When and how did you discover your affinity for mixing photography with graphic design, collage and bricolage?

After a few months I realized that photography was not enough to express what I felt, I wanted to create something that did not exist. I started using photoshop. My style is a mix between photography and digital graphics. I make much use of photoshop. Of course, my studies have helped me to fully understand this tool (I studied computer science). I have a good familiarity with the computer tools, then learning how to use photoshop was not very difficult.


What inspired your Artificial Intelligence Series?

I’m a big fan of the philosophy of mind. I have read many books by Daniel Dennett, Douglas Hofstadter, John Searle and many others. I studied artificial intelligence at the University and I love sci-fi movies. All these factors have influenced my artistic life. “AI” is the result of all these influences.

It seems as though you like to use mixed media in your work, can you walk us through your process for Artificial Intelligence?

The photographs are old pictures of my family of the ’30s. I used the scanner to transfer them to my computer. Later with photoshop I modify the background and some details of people. My style is very surreal. I like to imagine things that do not exist.

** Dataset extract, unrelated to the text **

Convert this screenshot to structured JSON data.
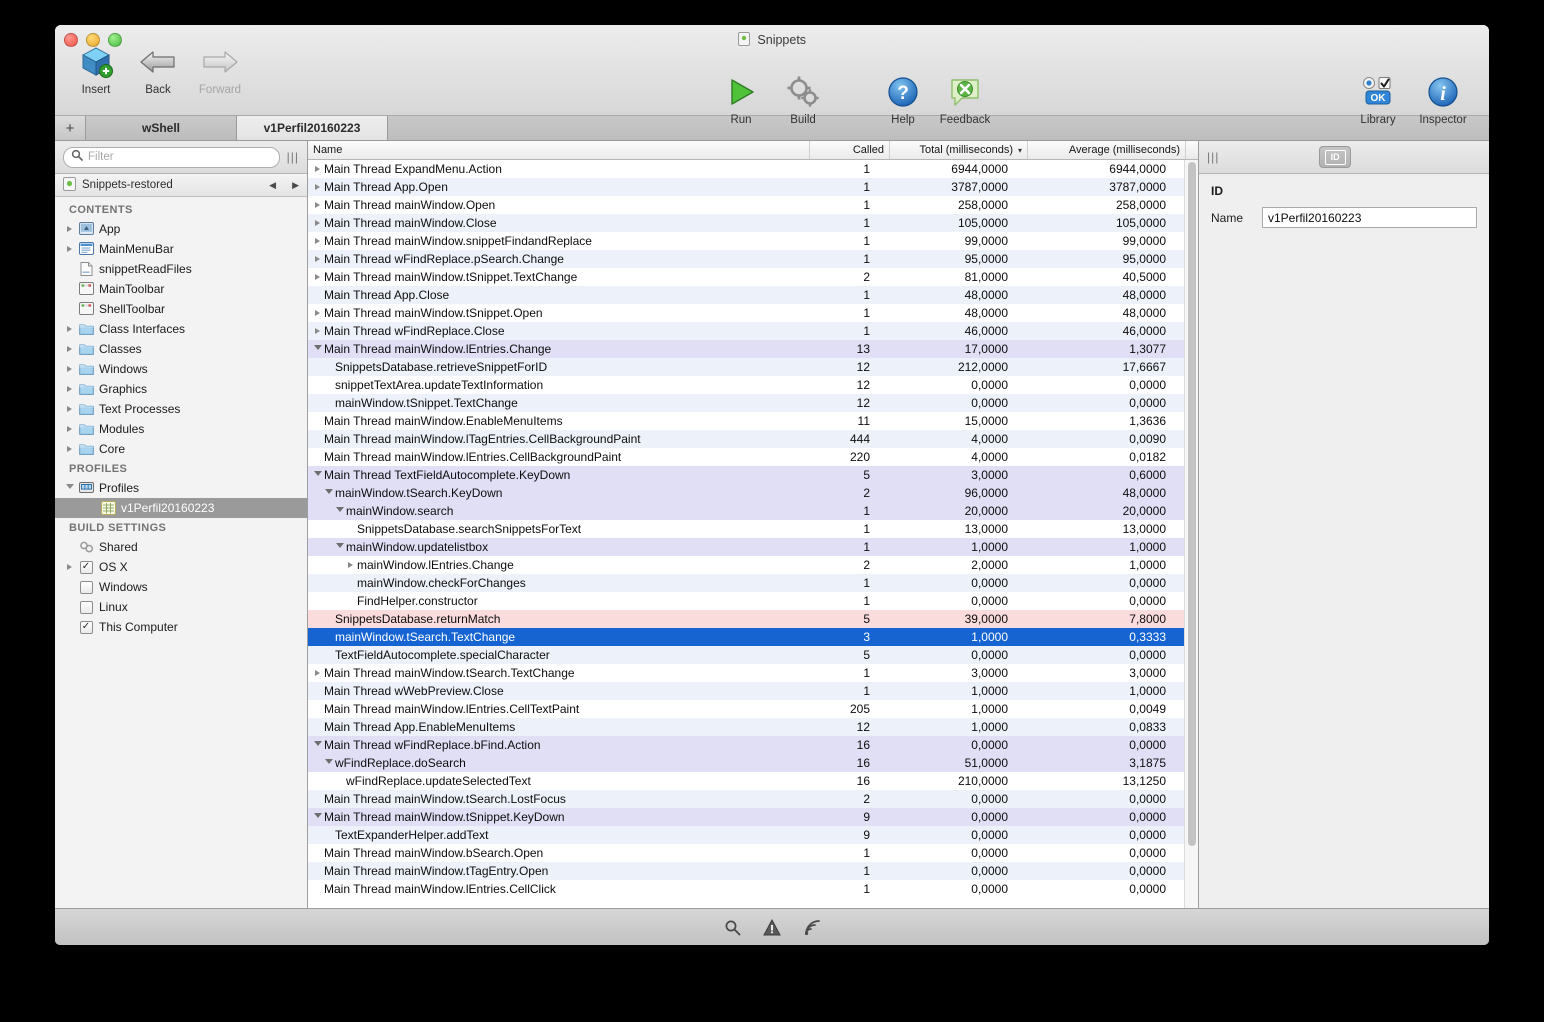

How much of each image is a photograph and how much is media that you’ve added in?

The human subjects are always photographs, the background is always added later.

How long does it take for you to create each image?

The big problem is coming up with a good idea. Once I have a good idea, the image is ready in three or four hours.


Do you have a favorite image in your Artificial Intelligence series? If so why is it your favorite?

My favorite is 04.Love of my life. In my opinion is  the most meaningful.


What is the message that you hope to convey through your Artificial Intelligence Series?

It ‘s not important who we are or what species we belong to. Life is important in all its forms.

The images in all of your series seem surreal, are there any photographers that inspired you?

I love artists like Sharrie Lavine, Barbara Kruger and Richard Prince. An artist that I really like is Maggie Taylor. The way of working of these and other artists definitely has influenced my work.


What are your plans for the future?

At this moment I’m working on a new set of images. The series is called “The machine stops”  and the  main subjects are always members of my family.